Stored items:
-=-=-

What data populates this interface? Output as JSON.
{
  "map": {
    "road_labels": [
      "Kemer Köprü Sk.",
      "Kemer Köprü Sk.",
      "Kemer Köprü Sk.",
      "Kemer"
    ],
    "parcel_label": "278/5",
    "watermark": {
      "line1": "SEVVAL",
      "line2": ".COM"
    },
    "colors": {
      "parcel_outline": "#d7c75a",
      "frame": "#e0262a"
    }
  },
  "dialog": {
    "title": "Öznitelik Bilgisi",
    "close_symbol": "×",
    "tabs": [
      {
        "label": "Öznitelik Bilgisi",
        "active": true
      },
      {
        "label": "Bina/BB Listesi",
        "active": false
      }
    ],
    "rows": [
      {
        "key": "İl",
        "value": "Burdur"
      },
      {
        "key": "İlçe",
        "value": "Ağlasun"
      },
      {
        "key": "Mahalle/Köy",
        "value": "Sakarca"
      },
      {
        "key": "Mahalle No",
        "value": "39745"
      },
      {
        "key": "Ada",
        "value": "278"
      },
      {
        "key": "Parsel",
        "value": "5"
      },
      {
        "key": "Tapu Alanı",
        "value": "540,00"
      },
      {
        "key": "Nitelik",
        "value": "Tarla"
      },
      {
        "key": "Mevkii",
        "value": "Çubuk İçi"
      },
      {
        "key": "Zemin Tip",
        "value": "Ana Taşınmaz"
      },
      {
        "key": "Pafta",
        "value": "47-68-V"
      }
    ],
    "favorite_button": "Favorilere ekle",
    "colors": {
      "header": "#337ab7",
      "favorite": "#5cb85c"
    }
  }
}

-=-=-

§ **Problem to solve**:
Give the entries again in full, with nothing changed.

§ **Task solution**:
What data populates this interface? Output as JSON.
{
  "map": {
    "road_labels": [
      "Kemer Köprü Sk.",
      "Kemer Köprü Sk.",
      "Kemer Köprü Sk.",
      "Kemer"
    ],
    "parcel_label": "278/5",
    "watermark": {
      "line1": "SEVVAL",
      "line2": ".COM"
    },
    "colors": {
      "parcel_outline": "#d7c75a",
      "frame": "#e0262a"
    }
  },
  "dialog": {
    "title": "Öznitelik Bilgisi",
    "close_symbol": "×",
    "tabs": [
      {
        "label": "Öznitelik Bilgisi",
        "active": true
      },
      {
        "label": "Bina/BB Listesi",
        "active": false
      }
    ],
    "rows": [
      {
        "key": "İl",
        "value": "Burdur"
      },
      {
        "key": "İlçe",
        "value": "Ağlasun"
      },
      {
        "key": "Mahalle/Köy",
        "value": "Sakarca"
      },
      {
        "key": "Mahalle No",
        "value": "39745"
      },
      {
        "key": "Ada",
        "value": "278"
      },
      {
        "key": "Parsel",
        "value": "5"
      },
      {
        "key": "Tapu Alanı",
        "value": "540,00"
      },
      {
        "key": "Nitelik",
        "value": "Tarla"
      },
      {
        "key": "Mevkii",
        "value": "Çubuk İçi"
      },
      {
        "key": "Zemin Tip",
        "value": "Ana Taşınmaz"
      },
      {
        "key": "Pafta",
        "value": "47-68-V"
      }
    ],
    "favorite_button": "Favorilere ekle",
    "colors": {
      "header": "#337ab7",
      "favorite": "#5cb85c"
    }
  }
}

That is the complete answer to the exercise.